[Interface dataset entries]

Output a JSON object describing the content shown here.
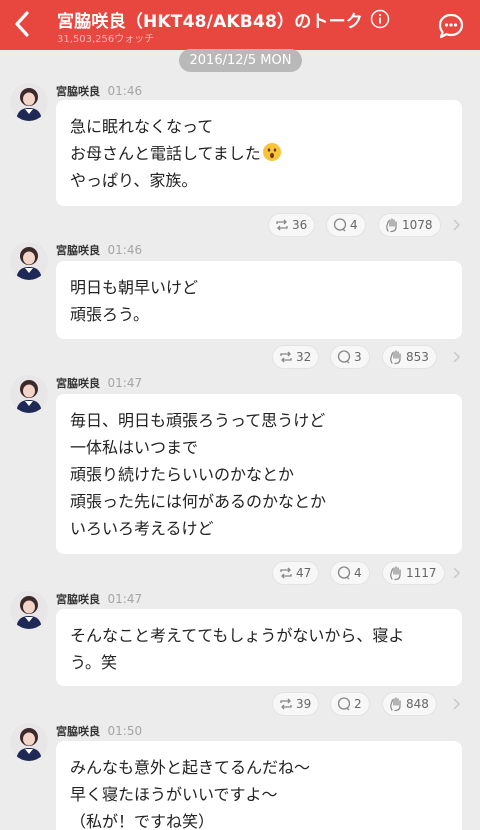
{
  "header": {
    "title": "宮脇咲良（HKT48/AKB48）のトーク",
    "watchers": "31,503,256ウォッチ",
    "accent": "#e8473f"
  },
  "date_label": "2016/12/5 MON",
  "posts": [
    {
      "author": "宮脇咲良",
      "time": "01:46",
      "lines": [
        "急に眠れなくなって",
        "お母さんと電話してました",
        "やっぱり、家族。"
      ],
      "emoji": "astonished-face",
      "reposts": "36",
      "comments": "4",
      "likes": "1078"
    },
    {
      "author": "宮脇咲良",
      "time": "01:46",
      "lines": [
        "明日も朝早いけど",
        "頑張ろう。"
      ],
      "reposts": "32",
      "comments": "3",
      "likes": "853"
    },
    {
      "author": "宮脇咲良",
      "time": "01:47",
      "lines": [
        "毎日、明日も頑張ろうって思うけど",
        "一体私はいつまで",
        "頑張り続けたらいいのかなとか",
        "頑張った先には何があるのかなとか",
        "いろいろ考えるけど"
      ],
      "reposts": "47",
      "comments": "4",
      "likes": "1117"
    },
    {
      "author": "宮脇咲良",
      "time": "01:47",
      "lines": [
        "そんなこと考えててもしょうがないから、寝よ",
        "う。笑"
      ],
      "reposts": "39",
      "comments": "2",
      "likes": "848"
    },
    {
      "author": "宮脇咲良",
      "time": "01:50",
      "lines": [
        "みんなも意外と起きてるんだね〜",
        "早く寝たほうがいいですよ〜",
        "（私が！ですね笑）"
      ]
    }
  ]
}
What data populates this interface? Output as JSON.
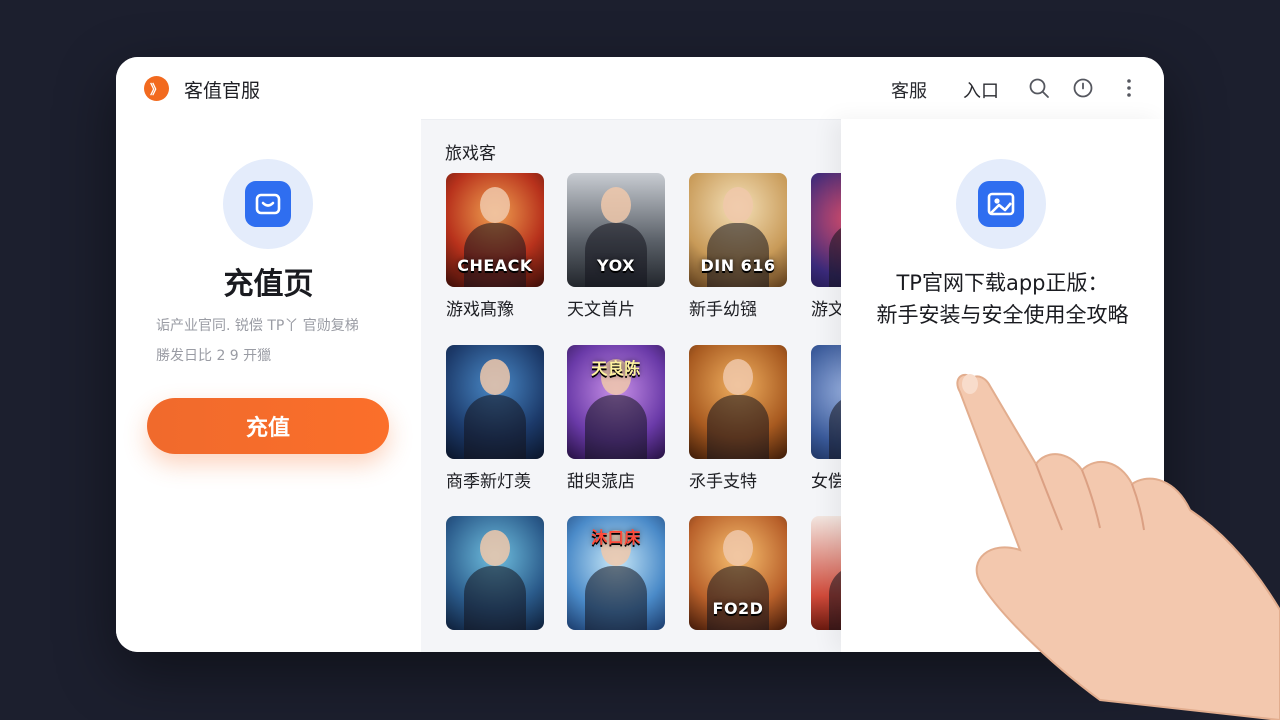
{
  "app": {
    "title": "客值官服",
    "logo_glyph": "》"
  },
  "topbar": {
    "customer_service": "客服",
    "entry": "入口"
  },
  "icons": {
    "search": "search-icon",
    "clock": "clock-icon",
    "more": "more-vertical-icon"
  },
  "recharge_panel": {
    "title": "充值页",
    "desc_line1": "诟产业官同. 锐偿 TP丫 官勋复梯",
    "desc_line2": "勝发日比 2 9   开獵",
    "button": "充值"
  },
  "games_section": {
    "title": "旅戏客",
    "rows": [
      [
        {
          "name": "游戏髙豫",
          "art_text": "CHEACK"
        },
        {
          "name": "天文首片",
          "art_text": "YOX"
        },
        {
          "name": "新手幼镪",
          "art_text": "DIN 616"
        },
        {
          "name": "游文",
          "art_text": ""
        }
      ],
      [
        {
          "name": "商季新灯羡",
          "art_text": ""
        },
        {
          "name": "甜臾蒎店",
          "art_text": "天良陈"
        },
        {
          "name": "氶手支特",
          "art_text": ""
        },
        {
          "name": "女偿",
          "art_text": ""
        }
      ],
      [
        {
          "name": "",
          "art_text": ""
        },
        {
          "name": "",
          "art_text": "沐口床"
        },
        {
          "name": "",
          "art_text": "FO2D"
        },
        {
          "name": "",
          "art_text": ""
        }
      ]
    ]
  },
  "article_panel": {
    "title_line1": "TP官网下载app正版：",
    "title_line2": "新手安装与安全使用全攻略"
  },
  "colors": {
    "accent_orange": "#f26a1f",
    "accent_blue": "#2f6ef0",
    "background": "#1c1f2e"
  }
}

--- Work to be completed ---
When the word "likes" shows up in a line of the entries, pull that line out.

--- Problem solution ---
      "likes": "1078"
      "likes": "853"
      "likes": "1117"
      "likes": "848"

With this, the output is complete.